(Entries taken from a collection)
_____

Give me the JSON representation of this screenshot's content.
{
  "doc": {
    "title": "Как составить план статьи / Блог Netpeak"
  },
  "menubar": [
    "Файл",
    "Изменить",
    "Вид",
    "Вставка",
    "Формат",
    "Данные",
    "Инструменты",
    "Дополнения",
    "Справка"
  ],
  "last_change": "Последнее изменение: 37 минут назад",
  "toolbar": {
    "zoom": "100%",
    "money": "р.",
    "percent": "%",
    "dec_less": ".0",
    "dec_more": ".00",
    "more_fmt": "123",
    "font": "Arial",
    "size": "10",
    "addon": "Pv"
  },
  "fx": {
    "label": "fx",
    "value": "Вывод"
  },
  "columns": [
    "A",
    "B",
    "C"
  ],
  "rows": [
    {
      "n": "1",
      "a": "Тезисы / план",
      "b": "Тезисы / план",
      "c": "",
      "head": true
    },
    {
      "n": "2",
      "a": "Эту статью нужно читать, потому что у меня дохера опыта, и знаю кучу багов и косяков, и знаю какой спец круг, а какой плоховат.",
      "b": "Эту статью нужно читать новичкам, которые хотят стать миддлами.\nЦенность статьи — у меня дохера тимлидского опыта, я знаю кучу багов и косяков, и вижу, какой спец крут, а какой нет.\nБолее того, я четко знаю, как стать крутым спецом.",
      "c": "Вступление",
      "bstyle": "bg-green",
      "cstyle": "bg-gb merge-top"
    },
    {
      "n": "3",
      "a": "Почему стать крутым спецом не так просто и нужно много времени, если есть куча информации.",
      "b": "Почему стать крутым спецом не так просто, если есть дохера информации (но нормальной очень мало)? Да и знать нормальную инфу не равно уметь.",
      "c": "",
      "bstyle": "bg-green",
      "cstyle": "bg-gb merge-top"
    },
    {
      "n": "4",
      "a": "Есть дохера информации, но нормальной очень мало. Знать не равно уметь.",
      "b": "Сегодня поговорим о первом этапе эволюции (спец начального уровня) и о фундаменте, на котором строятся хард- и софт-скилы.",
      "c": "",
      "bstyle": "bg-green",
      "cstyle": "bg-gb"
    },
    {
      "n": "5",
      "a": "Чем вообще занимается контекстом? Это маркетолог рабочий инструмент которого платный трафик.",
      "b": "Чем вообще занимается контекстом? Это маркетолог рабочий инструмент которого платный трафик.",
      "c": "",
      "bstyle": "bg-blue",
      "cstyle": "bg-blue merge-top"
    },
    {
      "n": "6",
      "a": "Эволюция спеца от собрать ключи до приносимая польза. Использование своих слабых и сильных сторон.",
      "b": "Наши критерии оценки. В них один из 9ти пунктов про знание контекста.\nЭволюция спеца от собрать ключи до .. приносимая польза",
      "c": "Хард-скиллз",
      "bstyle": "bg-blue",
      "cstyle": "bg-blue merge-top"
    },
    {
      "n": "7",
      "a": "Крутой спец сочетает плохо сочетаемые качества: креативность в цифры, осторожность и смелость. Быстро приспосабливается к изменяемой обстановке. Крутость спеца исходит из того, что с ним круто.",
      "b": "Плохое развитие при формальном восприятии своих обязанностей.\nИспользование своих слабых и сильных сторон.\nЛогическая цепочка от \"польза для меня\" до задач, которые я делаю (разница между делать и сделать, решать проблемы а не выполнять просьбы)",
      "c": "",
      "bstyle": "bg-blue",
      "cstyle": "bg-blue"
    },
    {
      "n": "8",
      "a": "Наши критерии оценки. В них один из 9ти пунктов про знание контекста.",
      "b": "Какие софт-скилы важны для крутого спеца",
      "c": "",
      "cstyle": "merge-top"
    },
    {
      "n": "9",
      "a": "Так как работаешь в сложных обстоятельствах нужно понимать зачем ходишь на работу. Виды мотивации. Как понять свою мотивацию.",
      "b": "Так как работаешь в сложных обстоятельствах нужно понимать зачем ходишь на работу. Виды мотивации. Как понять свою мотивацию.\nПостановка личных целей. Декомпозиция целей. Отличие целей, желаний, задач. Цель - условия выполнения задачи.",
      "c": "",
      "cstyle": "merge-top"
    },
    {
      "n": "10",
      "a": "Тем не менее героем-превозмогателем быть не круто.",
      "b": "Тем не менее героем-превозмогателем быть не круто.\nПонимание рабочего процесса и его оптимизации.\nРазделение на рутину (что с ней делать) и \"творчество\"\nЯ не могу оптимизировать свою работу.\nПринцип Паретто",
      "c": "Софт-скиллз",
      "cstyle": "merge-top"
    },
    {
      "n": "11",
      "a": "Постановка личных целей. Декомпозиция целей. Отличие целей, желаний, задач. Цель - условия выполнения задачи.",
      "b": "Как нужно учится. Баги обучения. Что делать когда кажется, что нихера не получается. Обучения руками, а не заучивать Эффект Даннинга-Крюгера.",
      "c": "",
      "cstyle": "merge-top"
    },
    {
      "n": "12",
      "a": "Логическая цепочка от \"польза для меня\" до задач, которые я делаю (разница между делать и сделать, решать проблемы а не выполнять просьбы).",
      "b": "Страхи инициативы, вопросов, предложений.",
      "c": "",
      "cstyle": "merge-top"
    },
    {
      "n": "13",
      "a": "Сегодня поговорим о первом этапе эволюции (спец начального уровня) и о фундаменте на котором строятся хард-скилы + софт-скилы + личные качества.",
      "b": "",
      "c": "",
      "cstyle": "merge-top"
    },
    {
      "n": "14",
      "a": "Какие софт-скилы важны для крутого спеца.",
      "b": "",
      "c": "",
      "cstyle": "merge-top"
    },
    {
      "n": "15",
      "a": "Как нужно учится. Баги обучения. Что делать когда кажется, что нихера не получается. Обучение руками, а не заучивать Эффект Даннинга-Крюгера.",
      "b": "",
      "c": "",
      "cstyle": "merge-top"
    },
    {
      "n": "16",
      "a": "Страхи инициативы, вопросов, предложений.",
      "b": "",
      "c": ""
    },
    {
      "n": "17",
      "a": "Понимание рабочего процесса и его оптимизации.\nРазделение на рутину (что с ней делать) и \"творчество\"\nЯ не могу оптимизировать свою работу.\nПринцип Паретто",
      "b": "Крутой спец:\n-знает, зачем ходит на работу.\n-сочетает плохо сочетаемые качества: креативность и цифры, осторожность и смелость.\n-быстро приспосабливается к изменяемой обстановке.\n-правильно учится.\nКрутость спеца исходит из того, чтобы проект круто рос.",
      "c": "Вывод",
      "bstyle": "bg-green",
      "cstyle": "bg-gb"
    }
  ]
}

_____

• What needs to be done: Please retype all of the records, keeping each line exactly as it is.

• Exercise solution:
Give me the JSON representation of this screenshot's content.
{
  "doc": {
    "title": "Как составить план статьи / Блог Netpeak"
  },
  "menubar": [
    "Файл",
    "Изменить",
    "Вид",
    "Вставка",
    "Формат",
    "Данные",
    "Инструменты",
    "Дополнения",
    "Справка"
  ],
  "last_change": "Последнее изменение: 37 минут назад",
  "toolbar": {
    "zoom": "100%",
    "money": "р.",
    "percent": "%",
    "dec_less": ".0",
    "dec_more": ".00",
    "more_fmt": "123",
    "font": "Arial",
    "size": "10",
    "addon": "Pv"
  },
  "fx": {
    "label": "fx",
    "value": "Вывод"
  },
  "columns": [
    "A",
    "B",
    "C"
  ],
  "rows": [
    {
      "n": "1",
      "a": "Тезисы / план",
      "b": "Тезисы / план",
      "c": "",
      "head": true
    },
    {
      "n": "2",
      "a": "Эту статью нужно читать, потому что у меня дохера опыта, и знаю кучу багов и косяков, и знаю какой спец круг, а какой плоховат.",
      "b": "Эту статью нужно читать новичкам, которые хотят стать миддлами.\nЦенность статьи — у меня дохера тимлидского опыта, я знаю кучу багов и косяков, и вижу, какой спец крут, а какой нет.\nБолее того, я четко знаю, как стать крутым спецом.",
      "c": "Вступление",
      "bstyle": "bg-green",
      "cstyle": "bg-gb merge-top"
    },
    {
      "n": "3",
      "a": "Почему стать крутым спецом не так просто и нужно много времени, если есть куча информации.",
      "b": "Почему стать крутым спецом не так просто, если есть дохера информации (но нормальной очень мало)? Да и знать нормальную инфу не равно уметь.",
      "c": "",
      "bstyle": "bg-green",
      "cstyle": "bg-gb merge-top"
    },
    {
      "n": "4",
      "a": "Есть дохера информации, но нормальной очень мало. Знать не равно уметь.",
      "b": "Сегодня поговорим о первом этапе эволюции (спец начального уровня) и о фундаменте, на котором строятся хард- и софт-скилы.",
      "c": "",
      "bstyle": "bg-green",
      "cstyle": "bg-gb"
    },
    {
      "n": "5",
      "a": "Чем вообще занимается контекстом? Это маркетолог рабочий инструмент которого платный трафик.",
      "b": "Чем вообще занимается контекстом? Это маркетолог рабочий инструмент которого платный трафик.",
      "c": "",
      "bstyle": "bg-blue",
      "cstyle": "bg-blue merge-top"
    },
    {
      "n": "6",
      "a": "Эволюция спеца от собрать ключи до приносимая польза. Использование своих слабых и сильных сторон.",
      "b": "Наши критерии оценки. В них один из 9ти пунктов про знание контекста.\nЭволюция спеца от собрать ключи до .. приносимая польза",
      "c": "Хард-скиллз",
      "bstyle": "bg-blue",
      "cstyle": "bg-blue merge-top"
    },
    {
      "n": "7",
      "a": "Крутой спец сочетает плохо сочетаемые качества: креативность в цифры, осторожность и смелость. Быстро приспосабливается к изменяемой обстановке. Крутость спеца исходит из того, что с ним круто.",
      "b": "Плохое развитие при формальном восприятии своих обязанностей.\nИспользование своих слабых и сильных сторон.\nЛогическая цепочка от \"польза для меня\" до задач, которые я делаю (разница между делать и сделать, решать проблемы а не выполнять просьбы)",
      "c": "",
      "bstyle": "bg-blue",
      "cstyle": "bg-blue"
    },
    {
      "n": "8",
      "a": "Наши критерии оценки. В них один из 9ти пунктов про знание контекста.",
      "b": "Какие софт-скилы важны для крутого спеца",
      "c": "",
      "cstyle": "merge-top"
    },
    {
      "n": "9",
      "a": "Так как работаешь в сложных обстоятельствах нужно понимать зачем ходишь на работу. Виды мотивации. Как понять свою мотивацию.",
      "b": "Так как работаешь в сложных обстоятельствах нужно понимать зачем ходишь на работу. Виды мотивации. Как понять свою мотивацию.\nПостановка личных целей. Декомпозиция целей. Отличие целей, желаний, задач. Цель - условия выполнения задачи.",
      "c": "",
      "cstyle": "merge-top"
    },
    {
      "n": "10",
      "a": "Тем не менее героем-превозмогателем быть не круто.",
      "b": "Тем не менее героем-превозмогателем быть не круто.\nПонимание рабочего процесса и его оптимизации.\nРазделение на рутину (что с ней делать) и \"творчество\"\nЯ не могу оптимизировать свою работу.\nПринцип Паретто",
      "c": "Софт-скиллз",
      "cstyle": "merge-top"
    },
    {
      "n": "11",
      "a": "Постановка личных целей. Декомпозиция целей. Отличие целей, желаний, задач. Цель - условия выполнения задачи.",
      "b": "Как нужно учится. Баги обучения. Что делать когда кажется, что нихера не получается. Обучения руками, а не заучивать Эффект Даннинга-Крюгера.",
      "c": "",
      "cstyle": "merge-top"
    },
    {
      "n": "12",
      "a": "Логическая цепочка от \"польза для меня\" до задач, которые я делаю (разница между делать и сделать, решать проблемы а не выполнять просьбы).",
      "b": "Страхи инициативы, вопросов, предложений.",
      "c": "",
      "cstyle": "merge-top"
    },
    {
      "n": "13",
      "a": "Сегодня поговорим о первом этапе эволюции (спец начального уровня) и о фундаменте на котором строятся хард-скилы + софт-скилы + личные качества.",
      "b": "",
      "c": "",
      "cstyle": "merge-top"
    },
    {
      "n": "14",
      "a": "Какие софт-скилы важны для крутого спеца.",
      "b": "",
      "c": "",
      "cstyle": "merge-top"
    },
    {
      "n": "15",
      "a": "Как нужно учится. Баги обучения. Что делать когда кажется, что нихера не получается. Обучение руками, а не заучивать Эффект Даннинга-Крюгера.",
      "b": "",
      "c": "",
      "cstyle": "merge-top"
    },
    {
      "n": "16",
      "a": "Страхи инициативы, вопросов, предложений.",
      "b": "",
      "c": ""
    },
    {
      "n": "17",
      "a": "Понимание рабочего процесса и его оптимизации.\nРазделение на рутину (что с ней делать) и \"творчество\"\nЯ не могу оптимизировать свою работу.\nПринцип Паретто",
      "b": "Крутой спец:\n-знает, зачем ходит на работу.\n-сочетает плохо сочетаемые качества: креативность и цифры, осторожность и смелость.\n-быстро приспосабливается к изменяемой обстановке.\n-правильно учится.\nКрутость спеца исходит из того, чтобы проект круто рос.",
      "c": "Вывод",
      "bstyle": "bg-green",
      "cstyle": "bg-gb"
    }
  ]
}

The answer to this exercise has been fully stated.